Sawing Curves with a Straight Blade Saw
Is it possible to make an arched rabbet, dado or a groove without an electric router? Well.. two years ago I experimented with a hand tool technique that allowed me to create all the above and more. I discovered (although I speculate that others might have figured this out too) that by using a flexible Japanese saw arched against a template, one can cut an arched kerf. This technique can be helpful with shaping wood or producing joinery that requires a round shoulder. But it can also come in handy when you want to decorate a board with curvature geometry. Think about the lid of a box or a panel of a door. The curved kerfs can later be filled with colorful epoxy or veneer of matching thickness.
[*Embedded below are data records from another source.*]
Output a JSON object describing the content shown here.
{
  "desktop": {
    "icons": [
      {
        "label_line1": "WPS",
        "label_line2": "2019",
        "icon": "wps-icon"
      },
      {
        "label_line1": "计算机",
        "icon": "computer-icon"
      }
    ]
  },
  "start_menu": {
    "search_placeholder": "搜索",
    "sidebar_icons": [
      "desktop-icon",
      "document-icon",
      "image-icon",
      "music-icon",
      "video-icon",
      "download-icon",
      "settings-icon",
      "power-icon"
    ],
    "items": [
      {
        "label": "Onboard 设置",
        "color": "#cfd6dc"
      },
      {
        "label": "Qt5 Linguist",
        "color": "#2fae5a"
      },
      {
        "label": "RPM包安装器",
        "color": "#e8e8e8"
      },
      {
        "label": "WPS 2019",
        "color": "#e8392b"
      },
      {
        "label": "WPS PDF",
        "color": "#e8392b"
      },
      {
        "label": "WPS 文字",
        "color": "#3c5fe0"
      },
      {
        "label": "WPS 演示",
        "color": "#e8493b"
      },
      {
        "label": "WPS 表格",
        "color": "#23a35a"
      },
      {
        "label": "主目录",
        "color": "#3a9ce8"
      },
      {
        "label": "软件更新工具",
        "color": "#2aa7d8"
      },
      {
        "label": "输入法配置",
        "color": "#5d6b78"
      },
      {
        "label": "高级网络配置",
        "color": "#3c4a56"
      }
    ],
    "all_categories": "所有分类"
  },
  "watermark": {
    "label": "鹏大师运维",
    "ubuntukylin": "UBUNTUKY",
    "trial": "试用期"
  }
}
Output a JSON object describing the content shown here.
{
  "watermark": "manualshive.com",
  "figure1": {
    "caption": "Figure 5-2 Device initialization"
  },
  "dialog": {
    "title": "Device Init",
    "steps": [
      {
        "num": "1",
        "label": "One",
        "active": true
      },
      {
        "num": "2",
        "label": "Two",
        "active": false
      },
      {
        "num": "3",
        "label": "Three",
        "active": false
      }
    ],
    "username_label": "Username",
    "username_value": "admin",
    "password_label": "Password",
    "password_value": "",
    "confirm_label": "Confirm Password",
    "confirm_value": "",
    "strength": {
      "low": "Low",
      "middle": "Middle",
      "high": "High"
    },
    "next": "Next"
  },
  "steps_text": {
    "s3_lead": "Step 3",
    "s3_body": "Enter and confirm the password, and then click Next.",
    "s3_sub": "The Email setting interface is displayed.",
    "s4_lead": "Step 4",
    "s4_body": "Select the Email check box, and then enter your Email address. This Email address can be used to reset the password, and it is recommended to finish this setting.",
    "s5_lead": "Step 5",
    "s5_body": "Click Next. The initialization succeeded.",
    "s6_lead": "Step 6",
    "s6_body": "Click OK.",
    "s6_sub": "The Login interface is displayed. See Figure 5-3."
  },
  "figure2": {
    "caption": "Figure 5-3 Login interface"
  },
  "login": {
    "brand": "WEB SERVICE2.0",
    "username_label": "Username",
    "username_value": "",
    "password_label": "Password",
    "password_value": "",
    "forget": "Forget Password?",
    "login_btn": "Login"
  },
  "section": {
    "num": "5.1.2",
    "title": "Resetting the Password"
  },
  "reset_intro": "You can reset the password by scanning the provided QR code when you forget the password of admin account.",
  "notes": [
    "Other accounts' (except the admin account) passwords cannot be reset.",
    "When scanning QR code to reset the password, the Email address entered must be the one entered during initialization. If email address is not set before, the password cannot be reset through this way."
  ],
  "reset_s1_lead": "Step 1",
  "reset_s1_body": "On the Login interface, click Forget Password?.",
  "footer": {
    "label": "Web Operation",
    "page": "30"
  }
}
To make a curved dado or rabbet, all you need to do is to make a template (I used a convex one but a concave template might work too) of the intended curvature, flex a Japanese saw against it and saw down to the desired depth. Then, excavate the wood with a manual router plane or a chisel.
Making decorative epoxies in your work is the same process.